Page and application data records
▼▼▼
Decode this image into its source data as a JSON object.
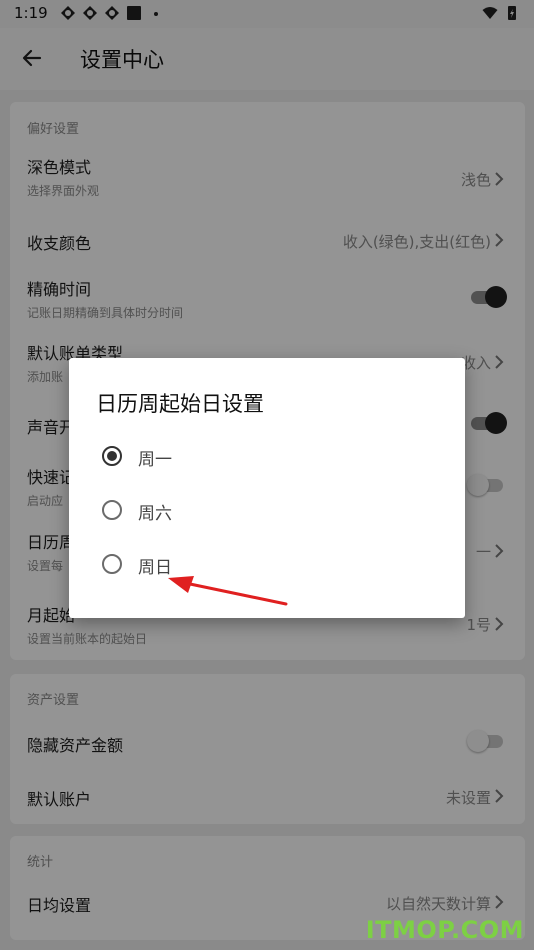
{
  "status_bar": {
    "time": "1:19",
    "icons": [
      "app-icon",
      "app-icon",
      "app-icon",
      "square-icon",
      "dot-icon"
    ],
    "right_icons": [
      "wifi-icon",
      "battery-icon"
    ]
  },
  "app_bar": {
    "title": "设置中心",
    "back_icon": "arrow-left-icon"
  },
  "sections": {
    "preferences": {
      "title": "偏好设置",
      "dark_mode": {
        "label": "深色模式",
        "desc": "选择界面外观",
        "value": "浅色"
      },
      "income_color": {
        "label": "收支颜色",
        "value": "收入(绿色),支出(红色)"
      },
      "precise_time": {
        "label": "精确时间",
        "desc": "记账日期精确到具体时分时间",
        "enabled": true
      },
      "default_bill_type": {
        "label": "默认账单类型",
        "desc": "添加账",
        "value": "收入"
      },
      "sound": {
        "label": "声音开",
        "enabled": true
      },
      "quick_note": {
        "label": "快速记",
        "desc": "启动应",
        "enabled": false
      },
      "calendar_week": {
        "label": "日历周",
        "desc": "设置每",
        "value": "一"
      },
      "month_start": {
        "label": "月起始",
        "desc": "设置当前账本的起始日",
        "value": "1号"
      }
    },
    "assets": {
      "title": "资产设置",
      "hide_amount": {
        "label": "隐藏资产金额",
        "enabled": false
      },
      "default_account": {
        "label": "默认账户",
        "value": "未设置"
      }
    },
    "stats": {
      "title": "统计",
      "daily_avg": {
        "label": "日均设置",
        "value": "以自然天数计算"
      }
    }
  },
  "dialog": {
    "title": "日历周起始日设置",
    "options": [
      {
        "label": "周一",
        "selected": true
      },
      {
        "label": "周六",
        "selected": false
      },
      {
        "label": "周日",
        "selected": false
      }
    ]
  },
  "watermark": "ITMOP.COM",
  "colors": {
    "scrim": "#000000",
    "annotation_arrow": "#e02020",
    "watermark": "#7bd73c"
  }
}
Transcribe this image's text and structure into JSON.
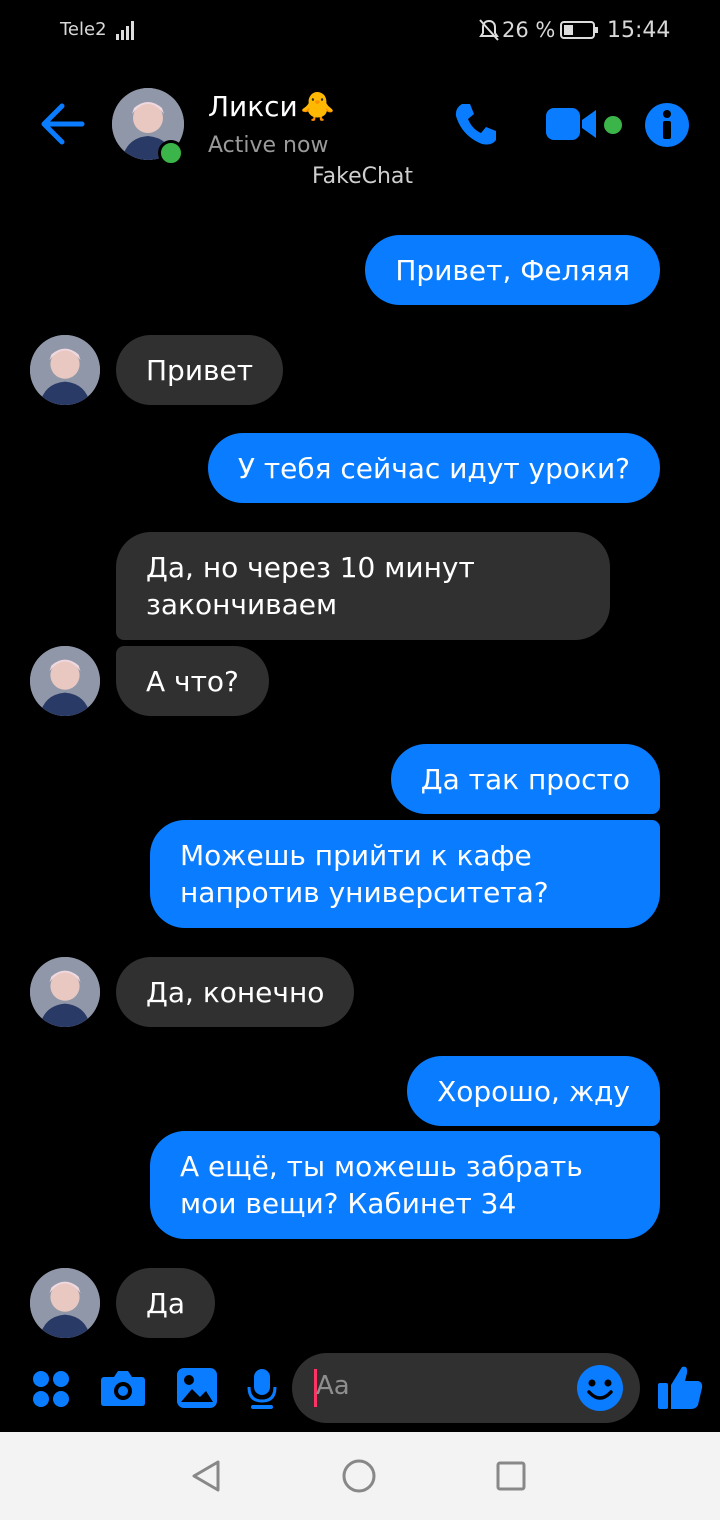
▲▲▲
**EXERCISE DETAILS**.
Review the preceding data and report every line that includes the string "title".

**SOLUTION TO THIS TASK**.
    "title": "设置中心",
      "title": "偏好设置",
      "title": "资产设置",
      "title": "统计",
    "title": "日历周起始日设置",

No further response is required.